# Data records for software interfaces:
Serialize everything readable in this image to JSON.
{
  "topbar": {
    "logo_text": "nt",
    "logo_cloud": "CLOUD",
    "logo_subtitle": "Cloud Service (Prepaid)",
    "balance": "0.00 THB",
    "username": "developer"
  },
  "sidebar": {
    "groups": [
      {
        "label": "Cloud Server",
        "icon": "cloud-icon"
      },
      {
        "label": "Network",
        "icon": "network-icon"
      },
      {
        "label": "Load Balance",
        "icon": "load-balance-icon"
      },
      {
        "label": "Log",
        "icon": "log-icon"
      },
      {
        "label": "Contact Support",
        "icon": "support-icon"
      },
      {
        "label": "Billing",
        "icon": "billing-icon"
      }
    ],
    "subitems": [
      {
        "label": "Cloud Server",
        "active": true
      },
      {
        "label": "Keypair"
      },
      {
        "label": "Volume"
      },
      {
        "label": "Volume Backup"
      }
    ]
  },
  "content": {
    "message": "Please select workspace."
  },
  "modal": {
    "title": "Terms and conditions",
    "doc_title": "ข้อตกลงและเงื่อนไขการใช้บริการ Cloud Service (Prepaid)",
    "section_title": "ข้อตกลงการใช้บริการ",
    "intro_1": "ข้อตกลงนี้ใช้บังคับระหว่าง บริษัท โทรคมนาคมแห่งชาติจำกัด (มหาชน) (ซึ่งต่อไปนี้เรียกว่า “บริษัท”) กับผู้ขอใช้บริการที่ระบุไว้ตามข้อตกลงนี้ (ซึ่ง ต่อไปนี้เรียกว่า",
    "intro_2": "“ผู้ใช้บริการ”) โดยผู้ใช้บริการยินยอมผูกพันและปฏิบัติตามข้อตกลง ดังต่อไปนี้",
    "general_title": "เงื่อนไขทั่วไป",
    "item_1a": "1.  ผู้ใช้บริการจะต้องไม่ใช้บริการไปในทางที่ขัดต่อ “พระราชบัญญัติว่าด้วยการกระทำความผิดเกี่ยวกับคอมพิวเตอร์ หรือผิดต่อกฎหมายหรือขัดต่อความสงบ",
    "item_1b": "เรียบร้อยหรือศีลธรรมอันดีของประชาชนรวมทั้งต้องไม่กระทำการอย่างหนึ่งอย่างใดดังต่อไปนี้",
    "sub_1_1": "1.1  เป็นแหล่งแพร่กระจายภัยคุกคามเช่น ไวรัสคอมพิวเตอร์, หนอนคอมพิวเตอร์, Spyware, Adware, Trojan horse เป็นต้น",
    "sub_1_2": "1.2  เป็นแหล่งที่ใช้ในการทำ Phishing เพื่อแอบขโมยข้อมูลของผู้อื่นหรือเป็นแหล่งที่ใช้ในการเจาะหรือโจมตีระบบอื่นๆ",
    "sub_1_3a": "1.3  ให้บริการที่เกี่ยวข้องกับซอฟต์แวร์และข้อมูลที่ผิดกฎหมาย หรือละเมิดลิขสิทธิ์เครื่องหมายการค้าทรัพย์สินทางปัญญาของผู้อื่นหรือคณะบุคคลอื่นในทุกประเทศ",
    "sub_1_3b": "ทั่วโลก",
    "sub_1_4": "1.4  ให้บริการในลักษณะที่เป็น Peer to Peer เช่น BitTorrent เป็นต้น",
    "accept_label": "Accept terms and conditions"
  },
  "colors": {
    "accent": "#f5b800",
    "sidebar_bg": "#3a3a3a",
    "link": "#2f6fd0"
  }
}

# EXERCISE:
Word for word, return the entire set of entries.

# REPLY:
Serialize everything readable in this image to JSON.
{
  "topbar": {
    "logo_text": "nt",
    "logo_cloud": "CLOUD",
    "logo_subtitle": "Cloud Service (Prepaid)",
    "balance": "0.00 THB",
    "username": "developer"
  },
  "sidebar": {
    "groups": [
      {
        "label": "Cloud Server",
        "icon": "cloud-icon"
      },
      {
        "label": "Network",
        "icon": "network-icon"
      },
      {
        "label": "Load Balance",
        "icon": "load-balance-icon"
      },
      {
        "label": "Log",
        "icon": "log-icon"
      },
      {
        "label": "Contact Support",
        "icon": "support-icon"
      },
      {
        "label": "Billing",
        "icon": "billing-icon"
      }
    ],
    "subitems": [
      {
        "label": "Cloud Server",
        "active": true
      },
      {
        "label": "Keypair"
      },
      {
        "label": "Volume"
      },
      {
        "label": "Volume Backup"
      }
    ]
  },
  "content": {
    "message": "Please select workspace."
  },
  "modal": {
    "title": "Terms and conditions",
    "doc_title": "ข้อตกลงและเงื่อนไขการใช้บริการ Cloud Service (Prepaid)",
    "section_title": "ข้อตกลงการใช้บริการ",
    "intro_1": "ข้อตกลงนี้ใช้บังคับระหว่าง บริษัท โทรคมนาคมแห่งชาติจำกัด (มหาชน) (ซึ่งต่อไปนี้เรียกว่า “บริษัท”) กับผู้ขอใช้บริการที่ระบุไว้ตามข้อตกลงนี้ (ซึ่ง ต่อไปนี้เรียกว่า",
    "intro_2": "“ผู้ใช้บริการ”) โดยผู้ใช้บริการยินยอมผูกพันและปฏิบัติตามข้อตกลง ดังต่อไปนี้",
    "general_title": "เงื่อนไขทั่วไป",
    "item_1a": "1.  ผู้ใช้บริการจะต้องไม่ใช้บริการไปในทางที่ขัดต่อ “พระราชบัญญัติว่าด้วยการกระทำความผิดเกี่ยวกับคอมพิวเตอร์ หรือผิดต่อกฎหมายหรือขัดต่อความสงบ",
    "item_1b": "เรียบร้อยหรือศีลธรรมอันดีของประชาชนรวมทั้งต้องไม่กระทำการอย่างหนึ่งอย่างใดดังต่อไปนี้",
    "sub_1_1": "1.1  เป็นแหล่งแพร่กระจายภัยคุกคามเช่น ไวรัสคอมพิวเตอร์, หนอนคอมพิวเตอร์, Spyware, Adware, Trojan horse เป็นต้น",
    "sub_1_2": "1.2  เป็นแหล่งที่ใช้ในการทำ Phishing เพื่อแอบขโมยข้อมูลของผู้อื่นหรือเป็นแหล่งที่ใช้ในการเจาะหรือโจมตีระบบอื่นๆ",
    "sub_1_3a": "1.3  ให้บริการที่เกี่ยวข้องกับซอฟต์แวร์และข้อมูลที่ผิดกฎหมาย หรือละเมิดลิขสิทธิ์เครื่องหมายการค้าทรัพย์สินทางปัญญาของผู้อื่นหรือคณะบุคคลอื่นในทุกประเทศ",
    "sub_1_3b": "ทั่วโลก",
    "sub_1_4": "1.4  ให้บริการในลักษณะที่เป็น Peer to Peer เช่น BitTorrent เป็นต้น",
    "accept_label": "Accept terms and conditions"
  },
  "colors": {
    "accent": "#f5b800",
    "sidebar_bg": "#3a3a3a",
    "link": "#2f6fd0"
  }
}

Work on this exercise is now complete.